John aka Little John is also a Senior at Millsaps College. Like both Faryen and Casey, John lives in Mississippi and has not traveled abroad before. John plans to teach High School after graduation, but would like to see a bit of the world (especially Europe). John will be back in July to help complete the camera project.
All three of these young folks were great. They were definitely stepping outside of their comfort zones, but handled it really well. It was hot and dirty, and there were plenty of bugs to pester them. No air-conditioning, and the food was really different from what they were used to. They worked hard during the day without complaint, and ‘tried’ to sleep at night. After about the third night the bugs didn’t bother them as much—oh, they were still there, but they were just too tired to really care anymore.
All through Maya-land you will find ‘natural’ water cisterns and reservoirs called Jultun’s. These waterholes have been carved out of the limestone bedrock by rain and running streams. When the Maya would find one of these natural water preserves they would often plaster them so they would retain the water for longer periods of time. While hiking the game trails we came upon these natural watering places from time to time. In the following photos we came upon a large Jultun on a game trail while searching out a potential camera site.
Proof of the big cats in neighborhood came in the form of skat (fecal matter) and spoor (trail signs like paw prints). We did see, in fact, Puma paw prints (the photos I took didn’t show them clearly enough to post), Jaguar skat (which we collected and later analyzed in the lab) and Ocelot claw scratches on a tree trunk. We also collected Puma fur samples. All of these items were spotted by Evelio’s keen eye and attention to detail.
We continued our jungle-traipse for five days, and managed to successfully place 20 out of 30 cameras. The final 10 cameras will be placed when Little John (Juanito) returns in July. Of course in July the jungle will be teaming with mosquitoes, chiggers and ticks. It will be raining like crazy, and the roads and trails will be nearly impassable. Sounds like a good time will be had by all.
Final thoughts: It wasn’t an easy week, but it was so worth it. We netted, weighed, measured, examined and banded local birds (posted earlier). We photographed many species of local birds, including the Pygmy Owl with the lizard in his talons (posted earlier). We became reacquainted with old friends like James Callaghan, Markus Tellkamp, Ricardo, Evelio and his son Santos. We made new friends with Big John (Juan) a Merida volunteer, Little John (Juanito) a Senior from Millsaps and, of course, Casey and Faryen (both Seniors from Millsaps). We successfully placed 20 of 30 cameras (only 10 more to go). It was a team effort, and we had a great team. I still have aches and pains where I shouldn’t, and a tad more sleep is due me. But all in all it was a wonderful and rewarding experience; not soon to be forgotten. I hope that you’ve enjoyed my photography this week, and maybe just learned a little something from my narrative.
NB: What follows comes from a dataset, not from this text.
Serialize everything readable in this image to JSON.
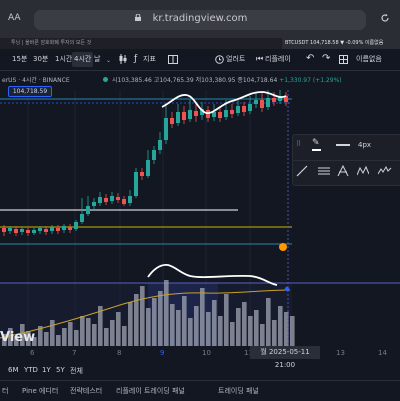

In a few months time hopefully we’ll have some images of the big cats to share with you all. Until then, buenas tardes amigos.
Stephen F. Dennstedt – Indochine Photography International
* Volunteer photographer for Kaxil Kiuic Biocultural Reserve and Puuc Jaguar Conservation.